Error (USA Today, Michele Chabin, 9/30/10): Israel encouraged Jews to move to the West Bank. Religious Jews saw it as a divine right of the Jewish people to live in land that was once part of ancient Israel, where God first spoke to the patriarch Abraham. The military wanted settlers to create a buffer zone between Israel and its enemies.

Correction (10/7/10): A story Sept. 30 about Israeli settlements gave an incorrect location for where the Bible says God first spoke to Abraham. It was in Mesopotamia.



Error (USA Today, Martin Patience, 12/14/05): The terminal at the entrance to Bethlehem, a city that is surrounded by a 24-foot-high concrete barrier. . .

Correction (1/6/06): A Dec. 14 story about new Israeli security facilities should have said a 24-foot-high barrier separates Bethlehem from Jerusalem, but does not surround the entire town.

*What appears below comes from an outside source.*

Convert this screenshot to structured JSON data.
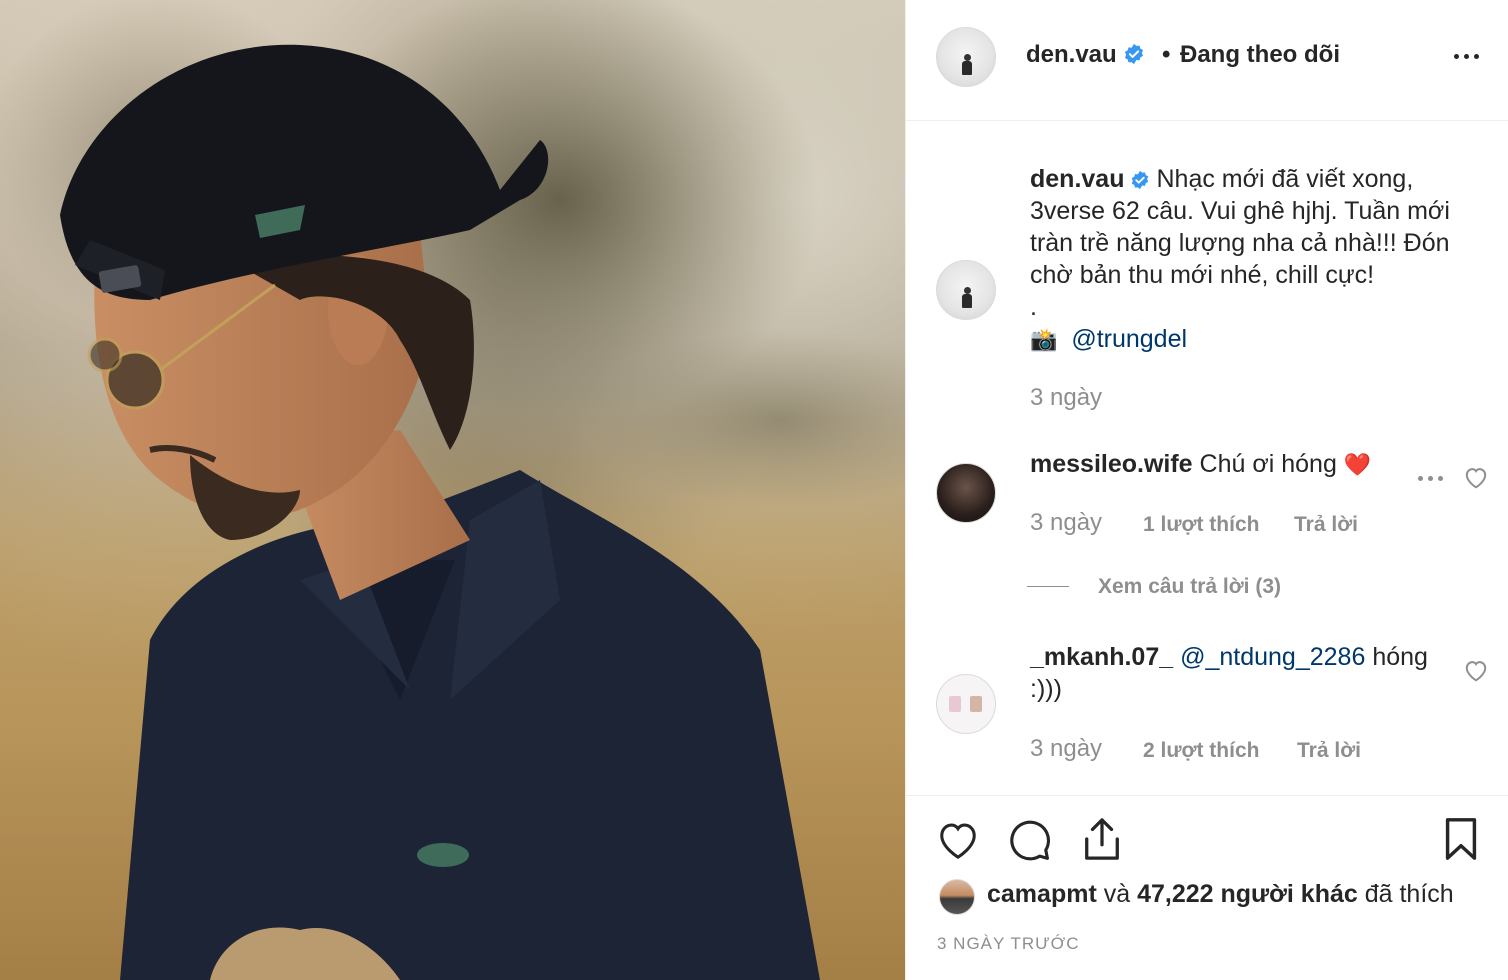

Error (USA Today, Andrea Stone, 4/19/05): About 8,000 Jewish settlers control 40% of Gaza, a 139-square-mile strip along the Mediterranean Sea that is home to more than 1.3 million Palestinians.

Correction (4/25/05): An article in Tuesday’s editions should have explained that estimates vary on the amount of land controlled by Israel and Jewish settlers in Gaza. When roads, Israeli military installations and temporary security zones are included, the estimate is as high as 40%, according to Palestinian academics Mohammed El-Samhouri and Hazim Abu Shanab. Estimates by Israel’s Foreign Ministry and Peace Now don’t include those areas and range from 15%-25%.



Error (USA Today, Richard Benedetto, 4/12/05): The future expansion [of Maale Adumim] would cut the West Bank in two and seal off East Jerusalem from the West Bank.

Correction (4/17/05): Israel's planned expansion of the Maale Adumim settlement near Jerusalem would separate Palestinian-populated areas. It would not split the West Bank in two, as a story Tuesday incorrectly stated.



Error (USA Today, Andrea Stone, 2/8/05): Arafat had dreamed of spending eternity on the Mount of Olives in Jerusalem.

Correction (2/9/05): The late Palestinian leader Yasser Arafat said he wanted to be interred in Jerusalem on what Muslims call the Noble Sanctuary and Jews call the Temple Mount. A story Tuesday misstated his wishes.



Error (USA Today, wire reports, 1/04/05): About 500,000 Jews were expelled from their homes in Arab nations during the 1948 war . . . .

Correction (1/11/05): A story on Jan. 4 should have said that Israel took in an estimated 580,000 of the total number of Jews who fled Arab countries following the 1948 war.



Error (USA Today, Barbara Slavin, 10/7/04): The flap came as Israel pursued its biggest military offensive in Gaza, in response to rocket attacks on Israeli settlements.

Correction (10/12/04): A story in Thursday's editions should have said that an Israeli offensive in Gaza was in response to Palestinian rocket attacks within Israel's pre-1967 borders as well as on Israeli settlements.